Required action: Copy out each line of the entries below in which the string "description" appears.

Extracted information:
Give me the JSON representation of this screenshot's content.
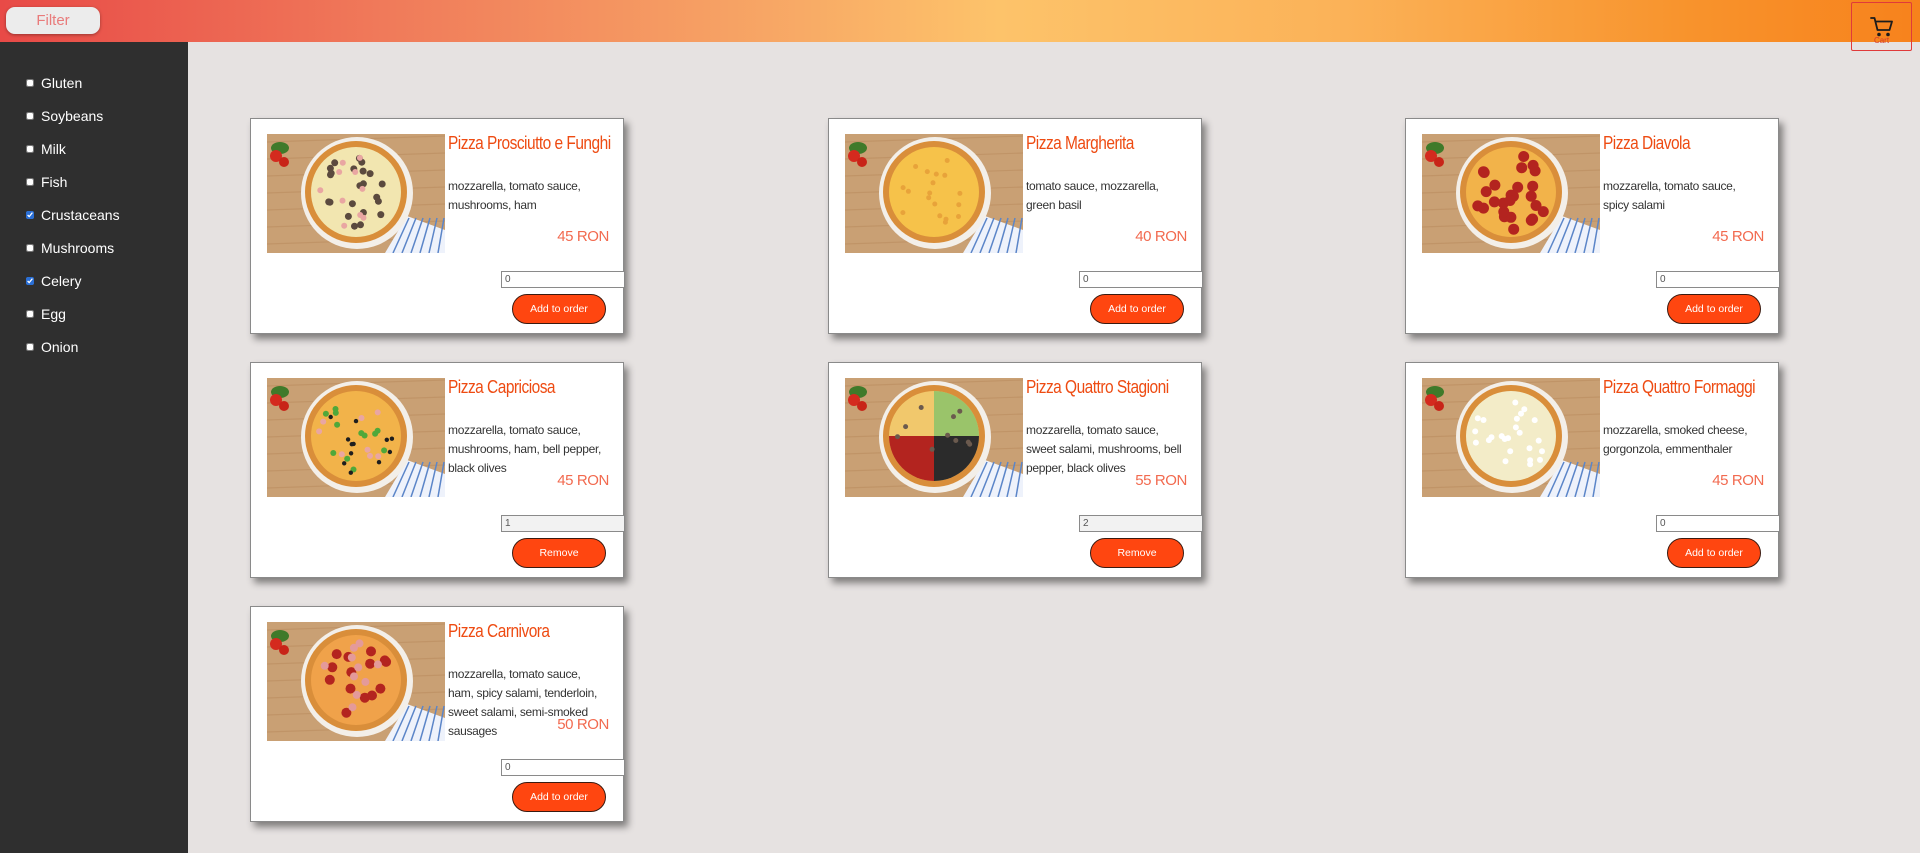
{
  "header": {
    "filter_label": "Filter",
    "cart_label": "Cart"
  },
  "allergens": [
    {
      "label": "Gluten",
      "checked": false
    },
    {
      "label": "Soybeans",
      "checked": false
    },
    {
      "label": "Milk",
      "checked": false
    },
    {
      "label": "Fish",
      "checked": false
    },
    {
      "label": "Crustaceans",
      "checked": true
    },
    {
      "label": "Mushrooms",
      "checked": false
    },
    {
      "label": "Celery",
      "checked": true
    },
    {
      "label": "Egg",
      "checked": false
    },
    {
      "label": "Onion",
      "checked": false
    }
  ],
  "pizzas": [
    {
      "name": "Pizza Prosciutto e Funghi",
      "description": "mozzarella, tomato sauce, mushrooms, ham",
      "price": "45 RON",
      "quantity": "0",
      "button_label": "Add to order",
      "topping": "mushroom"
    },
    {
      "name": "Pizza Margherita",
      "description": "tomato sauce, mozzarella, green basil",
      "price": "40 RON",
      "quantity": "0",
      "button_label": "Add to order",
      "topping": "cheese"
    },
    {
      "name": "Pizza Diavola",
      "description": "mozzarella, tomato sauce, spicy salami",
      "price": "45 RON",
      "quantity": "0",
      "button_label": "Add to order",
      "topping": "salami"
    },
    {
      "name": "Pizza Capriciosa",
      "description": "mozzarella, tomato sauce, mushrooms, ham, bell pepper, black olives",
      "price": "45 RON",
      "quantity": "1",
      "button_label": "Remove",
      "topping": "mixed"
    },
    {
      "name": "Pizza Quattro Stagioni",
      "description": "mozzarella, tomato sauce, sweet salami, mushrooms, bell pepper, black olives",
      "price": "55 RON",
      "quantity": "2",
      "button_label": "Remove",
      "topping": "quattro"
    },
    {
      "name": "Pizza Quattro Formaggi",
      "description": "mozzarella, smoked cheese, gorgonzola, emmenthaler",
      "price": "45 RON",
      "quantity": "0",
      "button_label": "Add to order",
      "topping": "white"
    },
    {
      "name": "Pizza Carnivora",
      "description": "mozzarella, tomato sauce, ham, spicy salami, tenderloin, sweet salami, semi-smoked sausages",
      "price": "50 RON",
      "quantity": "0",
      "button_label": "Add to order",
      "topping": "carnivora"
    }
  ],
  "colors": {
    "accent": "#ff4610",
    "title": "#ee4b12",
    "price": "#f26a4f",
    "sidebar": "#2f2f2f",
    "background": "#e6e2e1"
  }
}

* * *

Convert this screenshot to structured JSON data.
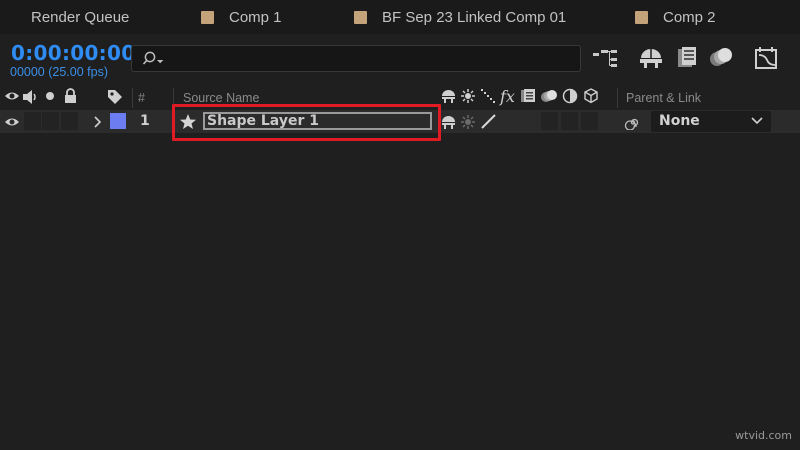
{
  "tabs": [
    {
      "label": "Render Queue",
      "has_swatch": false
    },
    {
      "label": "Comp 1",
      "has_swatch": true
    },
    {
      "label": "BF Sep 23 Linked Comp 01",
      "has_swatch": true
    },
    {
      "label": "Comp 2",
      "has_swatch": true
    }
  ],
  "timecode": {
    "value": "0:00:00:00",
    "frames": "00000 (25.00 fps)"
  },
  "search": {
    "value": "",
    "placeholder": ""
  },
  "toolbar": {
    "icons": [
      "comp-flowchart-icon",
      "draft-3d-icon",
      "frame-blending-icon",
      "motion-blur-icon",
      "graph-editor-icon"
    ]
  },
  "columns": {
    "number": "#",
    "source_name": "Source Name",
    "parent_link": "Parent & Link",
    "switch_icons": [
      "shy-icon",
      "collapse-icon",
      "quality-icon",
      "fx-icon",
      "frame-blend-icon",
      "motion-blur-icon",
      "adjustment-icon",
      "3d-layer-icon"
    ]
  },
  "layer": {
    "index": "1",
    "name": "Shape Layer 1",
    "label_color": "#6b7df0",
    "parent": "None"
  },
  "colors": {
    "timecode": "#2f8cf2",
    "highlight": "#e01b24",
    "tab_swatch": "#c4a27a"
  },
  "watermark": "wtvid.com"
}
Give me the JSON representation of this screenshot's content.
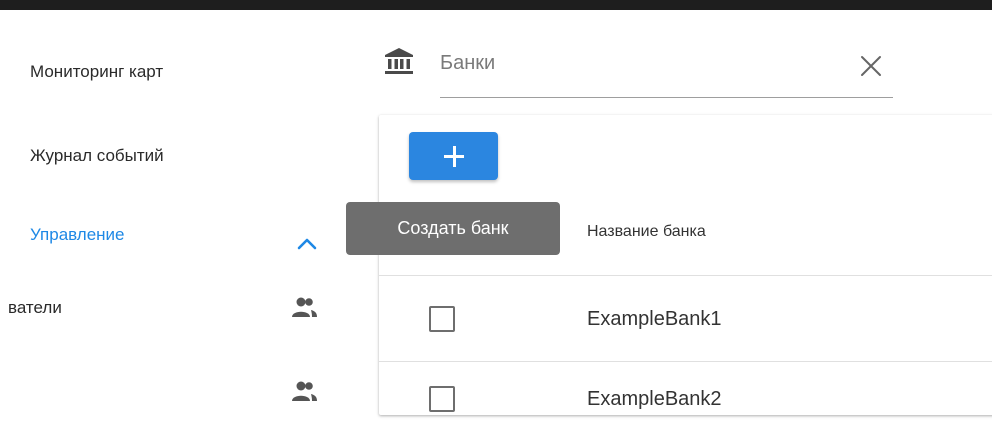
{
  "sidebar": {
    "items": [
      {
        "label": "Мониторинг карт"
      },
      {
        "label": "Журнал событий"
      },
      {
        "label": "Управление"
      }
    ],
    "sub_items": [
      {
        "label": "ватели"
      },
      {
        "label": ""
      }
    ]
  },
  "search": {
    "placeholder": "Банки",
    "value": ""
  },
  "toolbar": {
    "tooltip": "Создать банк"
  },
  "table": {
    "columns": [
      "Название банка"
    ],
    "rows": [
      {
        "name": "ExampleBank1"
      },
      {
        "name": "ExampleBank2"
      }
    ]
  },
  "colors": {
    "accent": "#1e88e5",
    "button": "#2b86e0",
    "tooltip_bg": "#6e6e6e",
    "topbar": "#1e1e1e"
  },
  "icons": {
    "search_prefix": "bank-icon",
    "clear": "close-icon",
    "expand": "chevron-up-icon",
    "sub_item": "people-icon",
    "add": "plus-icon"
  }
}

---

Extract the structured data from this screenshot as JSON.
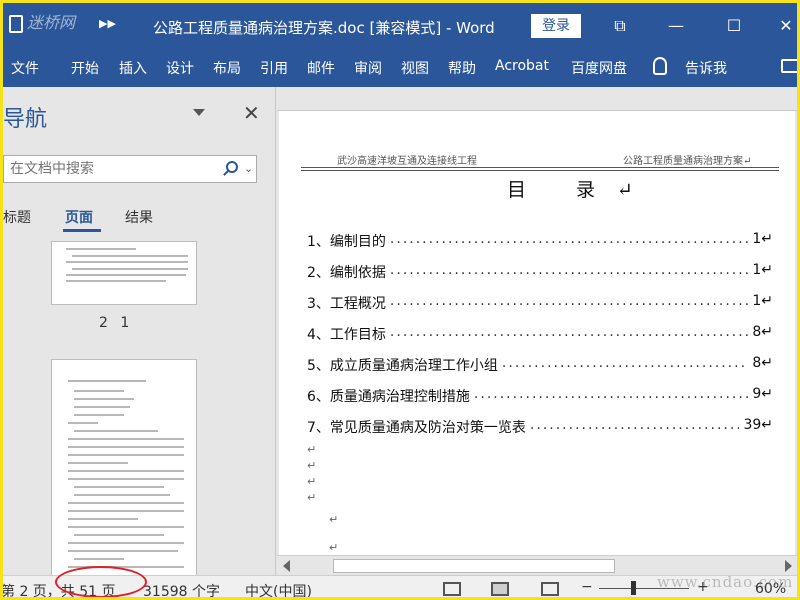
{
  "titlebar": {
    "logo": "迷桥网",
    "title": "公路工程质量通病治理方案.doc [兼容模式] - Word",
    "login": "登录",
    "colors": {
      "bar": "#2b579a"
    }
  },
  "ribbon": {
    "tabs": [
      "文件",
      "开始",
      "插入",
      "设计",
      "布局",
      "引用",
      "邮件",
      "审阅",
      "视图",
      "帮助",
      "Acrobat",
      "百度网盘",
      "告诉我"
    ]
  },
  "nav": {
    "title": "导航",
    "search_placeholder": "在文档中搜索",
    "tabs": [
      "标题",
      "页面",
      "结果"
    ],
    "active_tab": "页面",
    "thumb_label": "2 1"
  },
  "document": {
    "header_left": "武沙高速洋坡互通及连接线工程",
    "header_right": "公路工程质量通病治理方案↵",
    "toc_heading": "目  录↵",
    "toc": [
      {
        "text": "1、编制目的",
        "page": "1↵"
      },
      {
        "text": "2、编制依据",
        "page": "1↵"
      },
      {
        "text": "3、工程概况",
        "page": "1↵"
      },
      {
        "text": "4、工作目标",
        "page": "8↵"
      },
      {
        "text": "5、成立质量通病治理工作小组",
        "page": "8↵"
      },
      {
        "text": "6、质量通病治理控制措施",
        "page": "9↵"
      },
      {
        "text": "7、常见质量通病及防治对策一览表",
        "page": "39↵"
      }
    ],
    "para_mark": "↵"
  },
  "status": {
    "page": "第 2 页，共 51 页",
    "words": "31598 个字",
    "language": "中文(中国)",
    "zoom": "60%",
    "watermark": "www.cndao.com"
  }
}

Exercise result:
      "description": "mozzarella, tomato sauce, mushrooms, ham",
      "description": "tomato sauce, mozzarella, green basil",
      "description": "mozzarella, tomato sauce, spicy salami",
      "description": "mozzarella, tomato sauce, mushrooms, ham, bell pepper, black olives",
      "description": "mozzarella, tomato sauce, sweet salami, mushrooms, bell pepper, black olives",
      "description": "mozzarella, smoked cheese, gorgonzola, emmenthaler",
      "description": "mozzarella, tomato sauce, ham, spicy salami, tenderloin, sweet salami, semi-smoked sausages",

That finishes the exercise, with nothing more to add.